Cars 2 is presented in its original aspect ratio of 2.39:1. The 1080p image is arrived at with an AVC MPEG-4 codec at an average 30 mbps. The film looks incredible from start to finish. Colors are bright with a lot of shine and gleam. Lighting is perfect, including the surface reflections. You really can’t beat the high-definition image presentation. Pixar and Disney have combined for another awesome release as far as the look is concerned.
The DTS-HD Master Audio 7.1 is as lively and dynamic as anything the studio has released. The surround speakers offer plenty of opportunities for cars to race around your theater. It’s an aggressive mix that puts you right smack dab in the middle of all of the action. The score is the typical Pixar upbeat and bouncy music that comes through just dandy in the mix. Dialog works every time.
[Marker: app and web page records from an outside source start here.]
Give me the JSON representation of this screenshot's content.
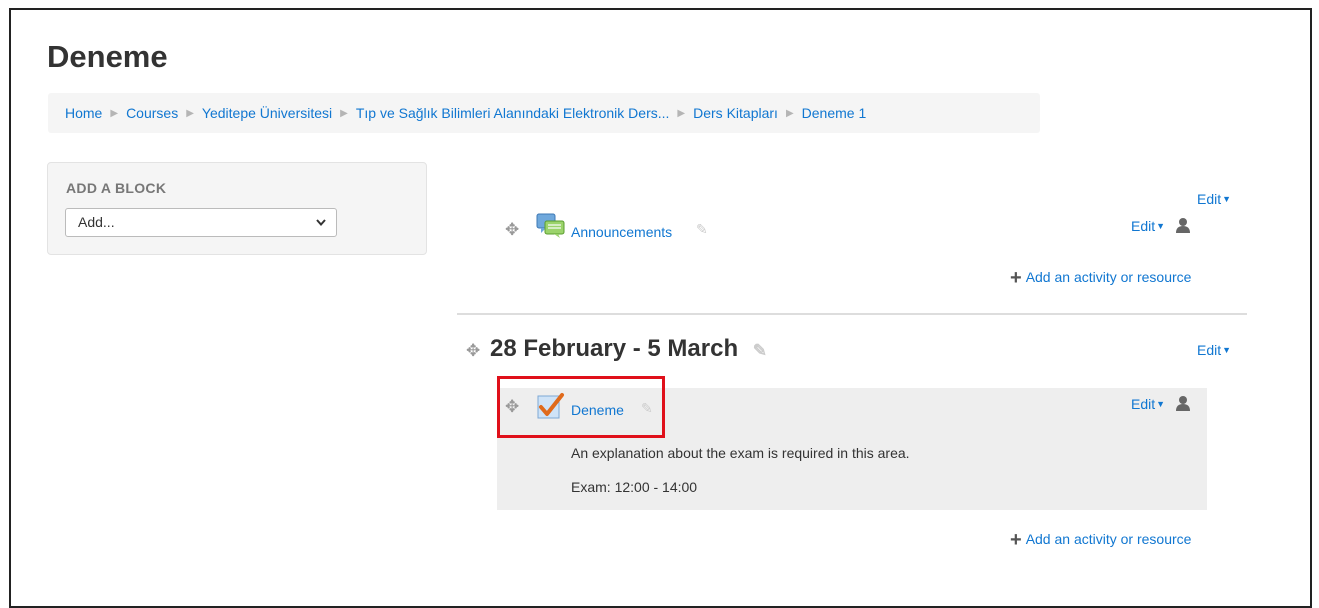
{
  "page": {
    "title": "Deneme"
  },
  "breadcrumb": [
    "Home",
    "Courses",
    "Yeditepe Üniversitesi",
    "Tıp ve Sağlık Bilimleri Alanındaki Elektronik Ders...",
    "Ders Kitapları",
    "Deneme 1"
  ],
  "block": {
    "title": "ADD A BLOCK",
    "select_value": "Add..."
  },
  "section0": {
    "edit_label": "Edit",
    "activity": {
      "name": "Announcements",
      "icon": "forum-icon",
      "edit_label": "Edit"
    },
    "add_label": "Add an activity or resource"
  },
  "section1": {
    "title": "28 February - 5 March",
    "edit_label": "Edit",
    "activity": {
      "name": "Deneme",
      "icon": "quiz-icon",
      "edit_label": "Edit",
      "description": "An explanation about the exam is required in this area.",
      "exam_time": "Exam: 12:00 - 14:00"
    },
    "add_label": "Add an activity or resource"
  },
  "colors": {
    "link": "#1177d1",
    "highlight": "#e0101a"
  }
}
Subs give you just enough punch to pound some RPM’s into those racing engines.
This is another disappointing aspect of the release. There are only 2 short bonus features in addition to a commentary.
Hawaiian Vacation: (5:53) HD This is the Toy Story short that accompanied the film at the theaters.
Air Matter: (5:25) HD Another short to feature Mater telling another tall tale and also working as a tie-in for the forthcoming Pixar film Planes.
This might be the first Pixar film not to make back its budget in domestic box office sales. It went up against some pretty monster superhero movies and clocked in at a little under two hundred million. Not to worry. Once the international market gets added the film may fall short of the traditional billion bucks, but there’s plenty of money to keep the studio in toys and computers. It’s not an awful film, but I don’t think it deserves the same place on your video shelf. I’d rent this one first and see what kind of miles per gallon you get out of it with your own kids. Until next time, “Ciao McQueen”.